What is required: Check every line below for the word "Include" and copy the ones that have it.

*** Block opens ***

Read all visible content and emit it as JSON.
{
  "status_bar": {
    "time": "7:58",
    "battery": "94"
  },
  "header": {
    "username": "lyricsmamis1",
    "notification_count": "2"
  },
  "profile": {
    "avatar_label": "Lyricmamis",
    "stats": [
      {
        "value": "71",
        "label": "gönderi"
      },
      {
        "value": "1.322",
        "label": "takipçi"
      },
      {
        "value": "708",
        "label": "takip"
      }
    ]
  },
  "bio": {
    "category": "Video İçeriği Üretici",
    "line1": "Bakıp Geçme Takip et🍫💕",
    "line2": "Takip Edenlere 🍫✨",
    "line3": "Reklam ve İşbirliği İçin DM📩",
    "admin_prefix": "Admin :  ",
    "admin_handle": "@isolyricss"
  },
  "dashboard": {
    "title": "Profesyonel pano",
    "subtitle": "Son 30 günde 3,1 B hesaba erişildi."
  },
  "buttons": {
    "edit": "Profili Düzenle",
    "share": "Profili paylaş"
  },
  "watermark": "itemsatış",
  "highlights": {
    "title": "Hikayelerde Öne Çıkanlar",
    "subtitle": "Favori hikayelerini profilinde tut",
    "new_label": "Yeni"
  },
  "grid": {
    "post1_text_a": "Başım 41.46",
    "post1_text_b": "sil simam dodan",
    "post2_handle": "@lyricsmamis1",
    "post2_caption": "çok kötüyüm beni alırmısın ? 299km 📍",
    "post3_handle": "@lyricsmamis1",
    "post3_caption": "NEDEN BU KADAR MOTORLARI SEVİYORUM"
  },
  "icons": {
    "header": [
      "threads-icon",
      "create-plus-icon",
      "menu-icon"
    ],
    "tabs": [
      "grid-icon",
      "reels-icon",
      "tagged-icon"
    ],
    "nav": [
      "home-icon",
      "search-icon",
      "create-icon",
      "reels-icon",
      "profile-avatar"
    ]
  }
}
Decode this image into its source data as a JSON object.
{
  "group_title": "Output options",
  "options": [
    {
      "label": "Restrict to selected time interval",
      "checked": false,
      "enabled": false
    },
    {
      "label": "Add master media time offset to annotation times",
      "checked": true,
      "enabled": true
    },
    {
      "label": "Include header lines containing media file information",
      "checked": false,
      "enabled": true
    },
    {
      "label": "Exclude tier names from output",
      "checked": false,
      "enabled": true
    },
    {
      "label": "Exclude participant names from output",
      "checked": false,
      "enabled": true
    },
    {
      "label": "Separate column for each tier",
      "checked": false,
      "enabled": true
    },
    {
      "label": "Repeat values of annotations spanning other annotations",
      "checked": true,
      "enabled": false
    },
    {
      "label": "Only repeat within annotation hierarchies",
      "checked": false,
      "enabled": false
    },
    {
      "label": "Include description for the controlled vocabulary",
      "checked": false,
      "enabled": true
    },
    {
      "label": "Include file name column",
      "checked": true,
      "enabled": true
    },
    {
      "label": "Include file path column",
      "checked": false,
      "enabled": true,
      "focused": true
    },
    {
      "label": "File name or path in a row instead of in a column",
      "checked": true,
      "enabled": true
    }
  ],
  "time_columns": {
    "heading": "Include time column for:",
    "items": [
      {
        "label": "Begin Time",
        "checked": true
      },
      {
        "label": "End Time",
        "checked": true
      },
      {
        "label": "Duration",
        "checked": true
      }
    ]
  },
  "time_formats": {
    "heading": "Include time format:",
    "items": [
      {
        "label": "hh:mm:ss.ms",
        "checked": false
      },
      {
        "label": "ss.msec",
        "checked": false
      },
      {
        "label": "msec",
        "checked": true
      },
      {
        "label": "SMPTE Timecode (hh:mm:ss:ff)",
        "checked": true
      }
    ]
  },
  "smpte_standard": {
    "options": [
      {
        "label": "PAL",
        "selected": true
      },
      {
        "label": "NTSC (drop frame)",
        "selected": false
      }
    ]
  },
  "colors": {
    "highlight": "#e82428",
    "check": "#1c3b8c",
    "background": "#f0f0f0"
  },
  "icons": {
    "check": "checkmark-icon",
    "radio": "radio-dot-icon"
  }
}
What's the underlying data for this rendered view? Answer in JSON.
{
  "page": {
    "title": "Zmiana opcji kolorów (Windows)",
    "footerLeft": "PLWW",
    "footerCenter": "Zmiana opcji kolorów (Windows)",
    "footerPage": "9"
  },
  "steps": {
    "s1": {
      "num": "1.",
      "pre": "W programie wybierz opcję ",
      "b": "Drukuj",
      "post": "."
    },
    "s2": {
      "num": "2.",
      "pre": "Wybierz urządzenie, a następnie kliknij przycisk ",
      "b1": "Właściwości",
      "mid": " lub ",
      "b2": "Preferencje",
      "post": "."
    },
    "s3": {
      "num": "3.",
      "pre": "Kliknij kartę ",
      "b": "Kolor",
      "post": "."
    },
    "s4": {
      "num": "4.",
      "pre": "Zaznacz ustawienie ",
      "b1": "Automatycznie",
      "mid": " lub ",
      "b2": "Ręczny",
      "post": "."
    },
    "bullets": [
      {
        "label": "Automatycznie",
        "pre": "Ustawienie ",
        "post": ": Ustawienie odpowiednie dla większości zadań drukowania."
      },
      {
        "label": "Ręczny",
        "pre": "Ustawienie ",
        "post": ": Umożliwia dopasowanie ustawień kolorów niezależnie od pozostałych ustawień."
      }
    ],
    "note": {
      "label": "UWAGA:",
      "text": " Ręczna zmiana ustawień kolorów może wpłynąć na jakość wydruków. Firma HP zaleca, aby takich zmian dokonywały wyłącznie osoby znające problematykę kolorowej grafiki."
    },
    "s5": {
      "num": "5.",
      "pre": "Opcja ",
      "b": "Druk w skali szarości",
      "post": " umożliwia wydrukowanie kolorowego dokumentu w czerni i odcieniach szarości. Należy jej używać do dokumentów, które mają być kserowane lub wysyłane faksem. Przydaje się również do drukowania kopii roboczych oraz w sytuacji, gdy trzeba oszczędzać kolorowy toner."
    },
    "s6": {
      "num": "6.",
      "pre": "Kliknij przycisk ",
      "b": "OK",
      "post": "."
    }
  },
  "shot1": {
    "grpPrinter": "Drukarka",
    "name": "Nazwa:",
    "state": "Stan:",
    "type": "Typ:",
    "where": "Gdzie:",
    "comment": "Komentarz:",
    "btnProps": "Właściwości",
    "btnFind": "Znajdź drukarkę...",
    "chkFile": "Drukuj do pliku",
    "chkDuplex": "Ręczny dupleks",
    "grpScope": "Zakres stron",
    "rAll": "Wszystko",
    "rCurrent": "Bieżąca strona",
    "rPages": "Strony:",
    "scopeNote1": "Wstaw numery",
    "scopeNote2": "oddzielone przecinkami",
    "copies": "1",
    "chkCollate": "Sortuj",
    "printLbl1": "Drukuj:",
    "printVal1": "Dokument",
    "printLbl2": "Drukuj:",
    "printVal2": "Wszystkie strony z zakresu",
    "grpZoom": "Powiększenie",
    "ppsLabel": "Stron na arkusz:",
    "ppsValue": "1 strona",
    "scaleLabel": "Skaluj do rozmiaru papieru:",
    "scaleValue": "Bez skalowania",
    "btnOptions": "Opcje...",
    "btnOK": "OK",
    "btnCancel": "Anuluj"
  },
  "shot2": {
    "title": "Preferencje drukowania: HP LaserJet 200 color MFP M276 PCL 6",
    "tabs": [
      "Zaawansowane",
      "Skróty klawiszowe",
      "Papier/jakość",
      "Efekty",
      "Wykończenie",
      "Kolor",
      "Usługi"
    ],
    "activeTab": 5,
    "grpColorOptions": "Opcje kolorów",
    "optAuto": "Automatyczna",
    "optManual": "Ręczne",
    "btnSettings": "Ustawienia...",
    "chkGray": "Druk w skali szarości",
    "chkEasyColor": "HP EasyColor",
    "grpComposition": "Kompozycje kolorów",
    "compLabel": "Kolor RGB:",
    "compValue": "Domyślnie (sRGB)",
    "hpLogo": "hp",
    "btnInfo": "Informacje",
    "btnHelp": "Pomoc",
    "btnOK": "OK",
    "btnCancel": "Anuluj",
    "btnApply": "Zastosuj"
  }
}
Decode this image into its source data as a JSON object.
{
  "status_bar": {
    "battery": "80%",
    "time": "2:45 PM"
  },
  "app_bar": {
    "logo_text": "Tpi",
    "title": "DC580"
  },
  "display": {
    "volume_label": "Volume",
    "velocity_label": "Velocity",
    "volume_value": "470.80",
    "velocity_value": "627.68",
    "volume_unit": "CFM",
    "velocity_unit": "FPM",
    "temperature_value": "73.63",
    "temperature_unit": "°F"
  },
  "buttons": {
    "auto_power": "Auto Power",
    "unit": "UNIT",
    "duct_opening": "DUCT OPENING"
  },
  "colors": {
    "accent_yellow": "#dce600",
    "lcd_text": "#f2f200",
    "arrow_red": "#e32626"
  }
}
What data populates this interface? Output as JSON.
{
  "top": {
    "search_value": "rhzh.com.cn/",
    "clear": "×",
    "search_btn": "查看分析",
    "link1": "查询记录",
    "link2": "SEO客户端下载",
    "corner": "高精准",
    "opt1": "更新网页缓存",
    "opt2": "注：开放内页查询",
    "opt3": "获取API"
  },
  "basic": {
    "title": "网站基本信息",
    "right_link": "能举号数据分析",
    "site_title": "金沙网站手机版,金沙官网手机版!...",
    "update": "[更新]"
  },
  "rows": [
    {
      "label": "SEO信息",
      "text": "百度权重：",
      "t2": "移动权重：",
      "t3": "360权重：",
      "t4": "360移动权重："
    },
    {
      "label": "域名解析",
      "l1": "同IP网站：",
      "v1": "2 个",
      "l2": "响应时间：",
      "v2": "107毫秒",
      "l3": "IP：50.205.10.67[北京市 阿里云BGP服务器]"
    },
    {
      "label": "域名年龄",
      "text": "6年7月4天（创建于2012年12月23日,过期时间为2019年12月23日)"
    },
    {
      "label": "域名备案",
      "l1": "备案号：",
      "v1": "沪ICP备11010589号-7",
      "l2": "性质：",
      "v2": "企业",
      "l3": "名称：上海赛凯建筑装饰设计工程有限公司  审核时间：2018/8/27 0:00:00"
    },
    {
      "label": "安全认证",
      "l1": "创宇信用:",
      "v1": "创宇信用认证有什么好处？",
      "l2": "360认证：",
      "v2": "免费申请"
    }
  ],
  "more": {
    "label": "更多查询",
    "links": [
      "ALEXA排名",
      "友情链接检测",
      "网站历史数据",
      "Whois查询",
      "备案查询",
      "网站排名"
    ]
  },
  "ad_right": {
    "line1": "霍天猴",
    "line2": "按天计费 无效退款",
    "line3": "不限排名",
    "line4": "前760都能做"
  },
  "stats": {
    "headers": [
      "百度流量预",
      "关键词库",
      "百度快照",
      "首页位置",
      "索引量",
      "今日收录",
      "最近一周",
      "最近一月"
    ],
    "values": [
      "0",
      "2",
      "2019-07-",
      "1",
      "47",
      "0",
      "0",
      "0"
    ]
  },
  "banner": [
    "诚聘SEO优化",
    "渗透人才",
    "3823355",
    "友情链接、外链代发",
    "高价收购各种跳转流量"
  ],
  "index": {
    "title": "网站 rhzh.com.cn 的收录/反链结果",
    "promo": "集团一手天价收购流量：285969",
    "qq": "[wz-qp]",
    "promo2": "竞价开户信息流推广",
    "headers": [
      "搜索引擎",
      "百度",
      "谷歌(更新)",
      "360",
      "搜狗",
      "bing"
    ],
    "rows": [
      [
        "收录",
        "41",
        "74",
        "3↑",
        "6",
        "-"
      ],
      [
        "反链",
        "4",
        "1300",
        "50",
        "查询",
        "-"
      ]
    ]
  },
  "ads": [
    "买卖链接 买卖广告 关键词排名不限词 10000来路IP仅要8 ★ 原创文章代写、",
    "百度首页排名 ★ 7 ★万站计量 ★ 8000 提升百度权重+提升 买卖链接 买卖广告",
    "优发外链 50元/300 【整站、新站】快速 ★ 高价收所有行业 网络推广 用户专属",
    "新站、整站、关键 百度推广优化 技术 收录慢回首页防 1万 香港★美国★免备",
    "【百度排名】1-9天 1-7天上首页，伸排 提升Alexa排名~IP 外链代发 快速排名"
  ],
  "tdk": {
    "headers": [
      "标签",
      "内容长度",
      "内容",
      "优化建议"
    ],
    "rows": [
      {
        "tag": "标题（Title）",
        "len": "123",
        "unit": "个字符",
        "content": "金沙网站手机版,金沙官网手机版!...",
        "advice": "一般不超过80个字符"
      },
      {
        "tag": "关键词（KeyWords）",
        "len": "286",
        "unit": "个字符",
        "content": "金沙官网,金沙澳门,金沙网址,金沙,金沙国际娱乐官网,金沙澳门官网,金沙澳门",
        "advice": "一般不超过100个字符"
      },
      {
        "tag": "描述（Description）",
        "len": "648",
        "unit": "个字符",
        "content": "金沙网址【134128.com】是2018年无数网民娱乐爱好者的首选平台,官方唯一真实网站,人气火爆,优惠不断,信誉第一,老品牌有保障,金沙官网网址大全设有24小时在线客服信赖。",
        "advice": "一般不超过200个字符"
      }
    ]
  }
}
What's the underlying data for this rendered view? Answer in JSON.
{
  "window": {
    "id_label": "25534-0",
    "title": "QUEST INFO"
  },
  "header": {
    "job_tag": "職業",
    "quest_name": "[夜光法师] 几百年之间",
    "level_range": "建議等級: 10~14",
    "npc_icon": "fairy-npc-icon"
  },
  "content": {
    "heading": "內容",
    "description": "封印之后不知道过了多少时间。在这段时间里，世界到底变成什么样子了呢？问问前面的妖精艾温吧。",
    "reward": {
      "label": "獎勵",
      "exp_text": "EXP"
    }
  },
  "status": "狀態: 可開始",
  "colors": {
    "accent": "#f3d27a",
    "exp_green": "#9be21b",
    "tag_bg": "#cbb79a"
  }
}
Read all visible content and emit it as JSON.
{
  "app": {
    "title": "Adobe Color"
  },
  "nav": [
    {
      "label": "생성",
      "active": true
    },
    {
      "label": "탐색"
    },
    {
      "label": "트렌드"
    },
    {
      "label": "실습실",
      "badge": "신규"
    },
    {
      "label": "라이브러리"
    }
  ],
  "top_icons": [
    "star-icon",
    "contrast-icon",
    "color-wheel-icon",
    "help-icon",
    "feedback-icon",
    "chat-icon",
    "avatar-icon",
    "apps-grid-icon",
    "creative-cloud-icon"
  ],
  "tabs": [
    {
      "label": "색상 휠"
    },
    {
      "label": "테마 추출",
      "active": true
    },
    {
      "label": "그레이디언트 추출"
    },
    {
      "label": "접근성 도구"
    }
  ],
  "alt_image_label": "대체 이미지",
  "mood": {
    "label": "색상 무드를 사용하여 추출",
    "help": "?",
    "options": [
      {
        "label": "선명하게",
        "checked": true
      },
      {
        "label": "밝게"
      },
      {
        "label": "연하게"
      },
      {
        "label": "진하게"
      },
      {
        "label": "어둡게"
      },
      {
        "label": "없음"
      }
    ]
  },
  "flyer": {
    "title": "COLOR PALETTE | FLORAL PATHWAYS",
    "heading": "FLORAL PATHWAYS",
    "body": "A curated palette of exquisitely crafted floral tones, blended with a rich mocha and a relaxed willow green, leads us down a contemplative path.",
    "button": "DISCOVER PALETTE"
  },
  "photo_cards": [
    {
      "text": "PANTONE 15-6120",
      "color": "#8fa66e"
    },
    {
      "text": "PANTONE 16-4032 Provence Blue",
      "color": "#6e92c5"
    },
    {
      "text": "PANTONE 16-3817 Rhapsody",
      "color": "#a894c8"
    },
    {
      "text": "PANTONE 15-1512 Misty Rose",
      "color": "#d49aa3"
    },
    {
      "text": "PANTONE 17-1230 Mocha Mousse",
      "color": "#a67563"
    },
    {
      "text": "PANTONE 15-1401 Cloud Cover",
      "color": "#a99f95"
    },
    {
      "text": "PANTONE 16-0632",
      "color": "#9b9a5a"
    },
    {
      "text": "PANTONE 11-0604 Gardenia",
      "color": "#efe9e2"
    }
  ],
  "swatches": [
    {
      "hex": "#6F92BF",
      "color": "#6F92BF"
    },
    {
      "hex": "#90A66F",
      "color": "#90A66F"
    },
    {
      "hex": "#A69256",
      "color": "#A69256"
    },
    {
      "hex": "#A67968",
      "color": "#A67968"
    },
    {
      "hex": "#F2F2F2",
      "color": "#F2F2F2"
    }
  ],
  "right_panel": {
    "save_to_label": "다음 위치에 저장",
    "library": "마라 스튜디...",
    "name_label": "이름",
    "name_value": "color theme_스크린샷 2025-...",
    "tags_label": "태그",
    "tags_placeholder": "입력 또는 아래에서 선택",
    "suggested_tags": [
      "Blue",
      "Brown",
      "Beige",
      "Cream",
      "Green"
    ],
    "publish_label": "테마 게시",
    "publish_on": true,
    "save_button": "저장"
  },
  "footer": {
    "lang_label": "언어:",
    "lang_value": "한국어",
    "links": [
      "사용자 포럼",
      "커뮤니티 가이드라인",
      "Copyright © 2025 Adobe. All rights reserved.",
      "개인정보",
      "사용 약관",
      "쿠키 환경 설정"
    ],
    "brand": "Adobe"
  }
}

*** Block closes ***

Result of this exercise:
      "label": "Include header lines containing media file information",
      "label": "Include description for the controlled vocabulary",
      "label": "Include file name column",
      "label": "Include file path column",
    "heading": "Include time column for:",
    "heading": "Include time format:",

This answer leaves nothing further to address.